Police have typically operated by following up on tip offs, or interdicting vessels at sea, and there has been a significant increase in arrests in recent years. We conducted a detailed study of news reports of arrests for sea cucumber-related crimes in India from 2015 to the present. Working from English language news media sources and triangulating information for each case using all available news articles, we identified 41 reports from across India and they were predominantly in Tamil Nadu and Lakshadweep (mapping efforts are under way). These reports included the seizure of 27.1 tonnes of dry, wet, and live sea cucumbers (27,166.5 kg), with an estimated value of US$3.9million (IND₹ 29.4 crore) at current prices!
Our study also documented 73 arrests, the seizure of seven boats, one SUV, one three wheeler, and significant amounts of gear. The number of reports, arrests, and seizures has gone up over the years, seemingly commensurate with both an expansion of policing effort and an increase in sea cucumber crime.
Number of Reports
Number of Arrests
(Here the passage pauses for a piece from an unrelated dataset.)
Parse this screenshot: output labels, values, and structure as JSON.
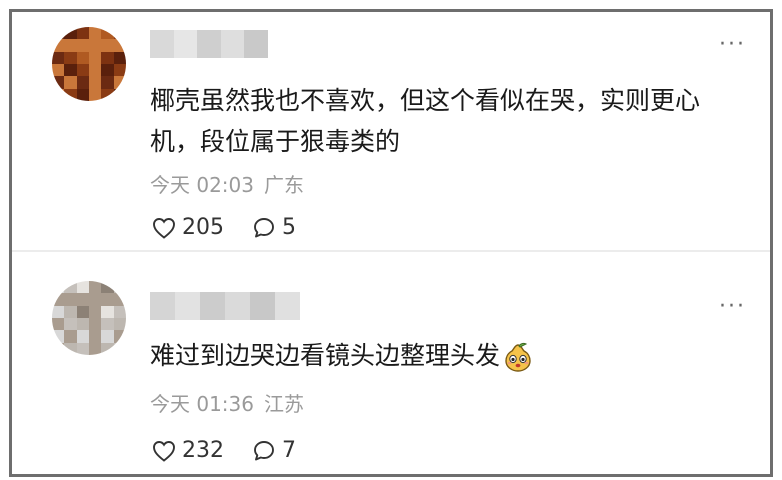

Value of Seizures
* Mix of live, processed (dry and wet), and semi-processed sea cucumbers.
** As of August 22, 2020.
Calculating the value of these seizures was challenging, as the price of sea cucumbers can vary considerably due to quality and species. We also found inconsistent reporting on the value of the sea cucumbers seized, which is understandable given that calculating these values is complex (wholesale vs. retail prices, processed vs. freshly caught) and because police and news media reports are often prone to exaggeration. Furthermore, the type of sea cucumber seized varied from case to case – seizures involved wet and dry processed and semi-processed sea cucumbers, as well as live animals, so these weights provide a rough estimate of the amount of sea cucumber caught. The weight of a processed sea cucumber is considerably less than a live one, so there is likely an over-estimation of weight.
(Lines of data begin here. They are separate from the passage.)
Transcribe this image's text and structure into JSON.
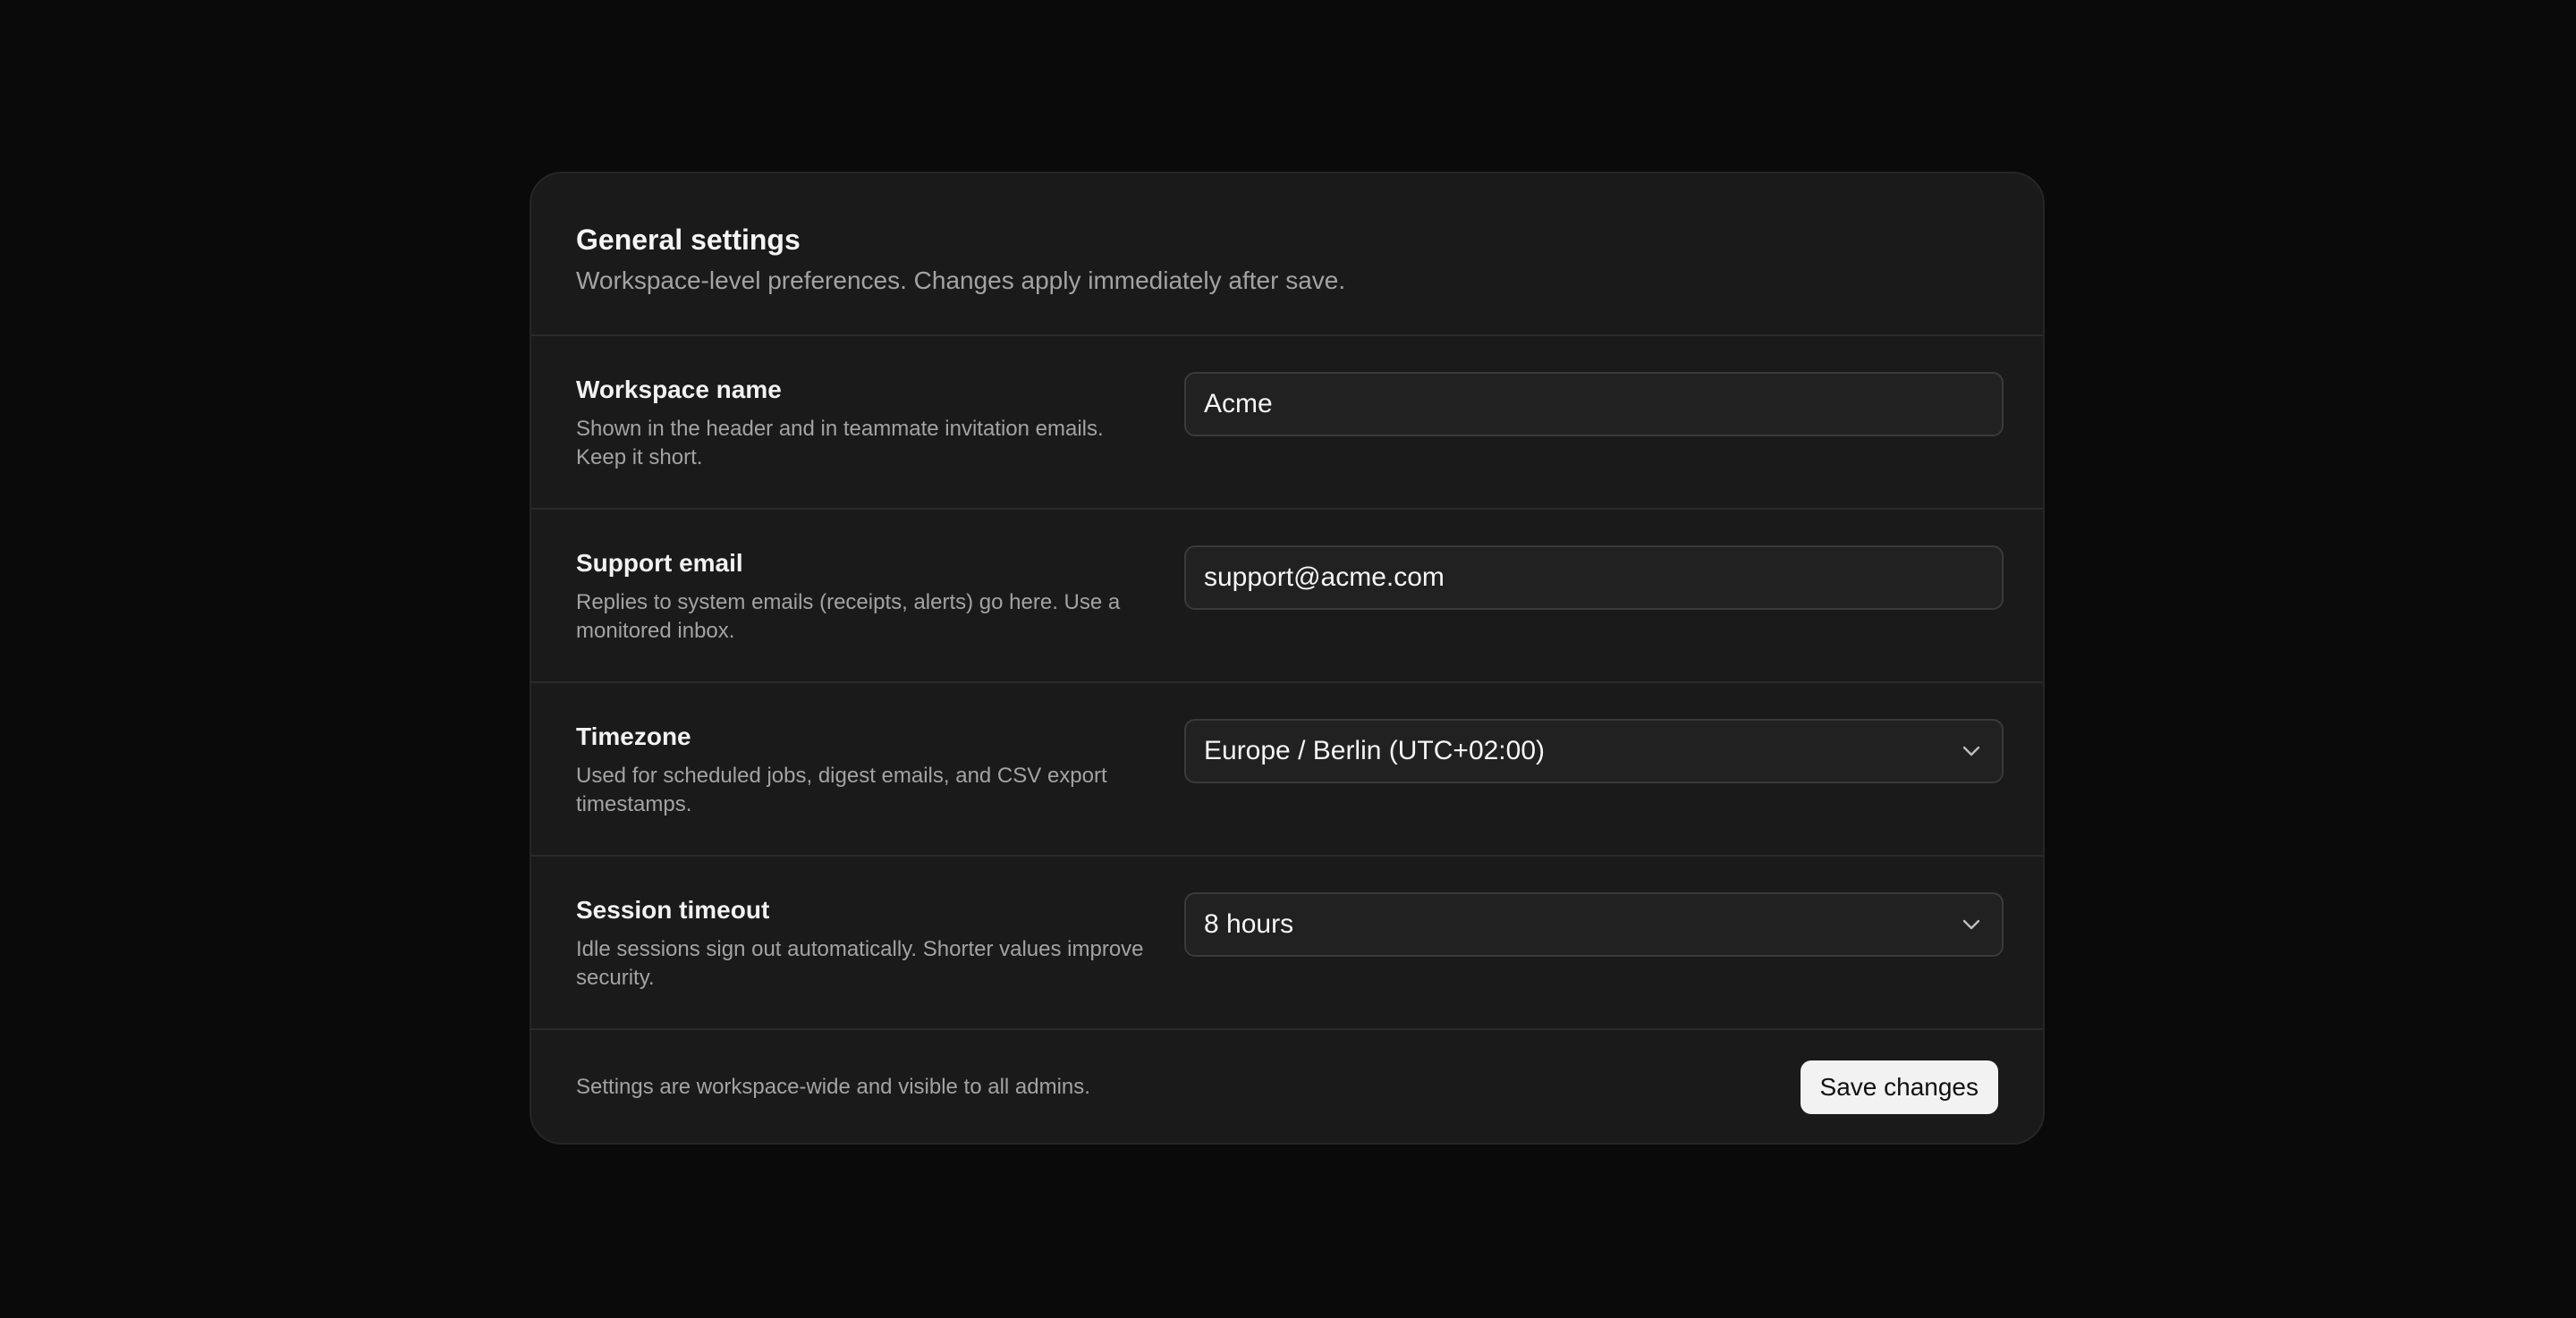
{
  "header": {
    "title": "General settings",
    "subtitle": "Workspace-level preferences. Changes apply immediately after save."
  },
  "fields": {
    "workspace_name": {
      "label": "Workspace name",
      "help": "Shown in the header and in teammate invitation emails. Keep it short.",
      "value": "Acme"
    },
    "support_email": {
      "label": "Support email",
      "help": "Replies to system emails (receipts, alerts) go here. Use a monitored inbox.",
      "value": "support@acme.com"
    },
    "timezone": {
      "label": "Timezone",
      "help": "Used for scheduled jobs, digest emails, and CSV export timestamps.",
      "value": "Europe / Berlin (UTC+02:00)"
    },
    "session_timeout": {
      "label": "Session timeout",
      "help": "Idle sessions sign out automatically. Shorter values improve security.",
      "value": "8 hours"
    }
  },
  "footer": {
    "note": "Settings are workspace-wide and visible to all admins.",
    "save_label": "Save changes"
  },
  "colors": {
    "background": "#0a0a0a",
    "card": "#1a1a1a",
    "input": "#212121",
    "button": "#f2f2f2"
  },
  "icons": {
    "select_indicator": "chevron-down-icon"
  }
}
To calculate an average per kilogram cost of the sea cucumbers that were likely to be those involved in seizures, we conducted a quick survey of postings of ‘White Teatfish’ on Alibaba.com and ExportIndia.com. We selected this species as it is a popular variety and one which is likely involved in most of the seizures, something we were able to confirm using images of seizures from news media reports. Prices ranged considerably, from US$35/kg to US$258/kg. We calculated the median price from six postings and then averaged these values to arrive at US$144.5/kg. The value of the seizures using this median price equates to US$3.9 million. Price ranges averaged from US$100kg to US$188/kg, which would give the range of seizures as being between US$2.7 million to $5.1 million.
There are other limitations to the research. We are relying on English-language media reports, as a result, it is possible that we have missed cases that might have only been reporting on in non-English languages, or which did not receive media attention. Given that some cases involving very small seizures were still reported in the press, like the June 13, 2015 seizure of 20kg of sea cucumber from a fishing vessel, we find the latter less likely.
We recognized the limitations of our methods and that the analysis of the data is ongoing, but these conservative preliminary numbers describe a significant increase in sea cucumber crime in southern India, and suggest that increase monitoring and enforcement effort on the part of the authorities we justified and welcome.
Dr. Teale Phelps Bondaroff
Director of Research, OceansAsia